The number of INGOs to have been registered under the new procedure and policy has climbed to 73, while the pending cases have gone down to 20, with hopes that the process will finally be completed in a few weeks to meet the July 31 deadline set by Interior Minister Chaudhry Nisar Ali Khan.

“Twenty-three INGOs have been refused permission in view of their past performance and projects or due to certain activities falling outside their domain and stated purpose of their organisation,” reads a statement issued after a meeting presided over by the interior minister.

The meeting — attended among others by the interior secretary, advocate general, Nadra chairman, acting director general of FIA and senior officials of the interior ministry, Nadra and FIA — had been convened especially to finalise the process of registration of the INGOs.
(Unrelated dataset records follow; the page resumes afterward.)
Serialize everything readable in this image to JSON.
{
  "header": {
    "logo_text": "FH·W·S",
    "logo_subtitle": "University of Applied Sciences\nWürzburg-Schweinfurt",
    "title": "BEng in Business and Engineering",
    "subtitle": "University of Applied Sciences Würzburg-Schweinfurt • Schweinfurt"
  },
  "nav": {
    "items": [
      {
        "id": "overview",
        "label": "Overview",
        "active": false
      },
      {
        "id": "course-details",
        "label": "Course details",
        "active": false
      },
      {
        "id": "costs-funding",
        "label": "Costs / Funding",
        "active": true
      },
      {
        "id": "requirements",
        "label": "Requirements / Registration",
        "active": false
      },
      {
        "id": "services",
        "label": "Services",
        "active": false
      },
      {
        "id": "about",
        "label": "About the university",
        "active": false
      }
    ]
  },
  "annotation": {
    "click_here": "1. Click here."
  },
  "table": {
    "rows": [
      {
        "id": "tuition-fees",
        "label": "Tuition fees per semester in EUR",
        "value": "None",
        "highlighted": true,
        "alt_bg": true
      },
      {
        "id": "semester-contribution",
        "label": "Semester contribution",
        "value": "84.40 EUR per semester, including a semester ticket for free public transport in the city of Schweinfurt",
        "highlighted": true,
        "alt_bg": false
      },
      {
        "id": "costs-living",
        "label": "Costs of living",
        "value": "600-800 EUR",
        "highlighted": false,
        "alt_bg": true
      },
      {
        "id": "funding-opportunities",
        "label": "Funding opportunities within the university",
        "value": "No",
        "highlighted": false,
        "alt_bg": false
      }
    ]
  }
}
Speaking on the occasion, the interior minister said that the registration of the INGOs was critical vis-a-vis security of the state. He said that framing rules for the INGOs and registering them for the first time was a significant achievement which would not only bring transparency in the entire system of working of various INGOs in the country but would also strengthen partnership between the government and the non-government sector putting this equation on solid foundation of trust and spirit to complement each other. He also appreciated the role of INGOs towards making the registration process a success.

Chaudhry Nisar directed his ministry that those INGOs who could not secure approval during the registration process should be given right to make an appeal before the ministry.

It was decided that details of approved and non-approved INGOs, along with their past projects, would be placed on the ministry’s website after finalisation of the process.

Human trafficking

The meeting was informed that on the minister’s directions the FIA, with the help of Nadra, had developed a system for the processing of information received from multitude sources regarding the most wanted human traffickers and had also put in place a mechanism for real-time information sharing with the relevant stakeholders and its field units.

Published in Dawn, June 23rd, 2017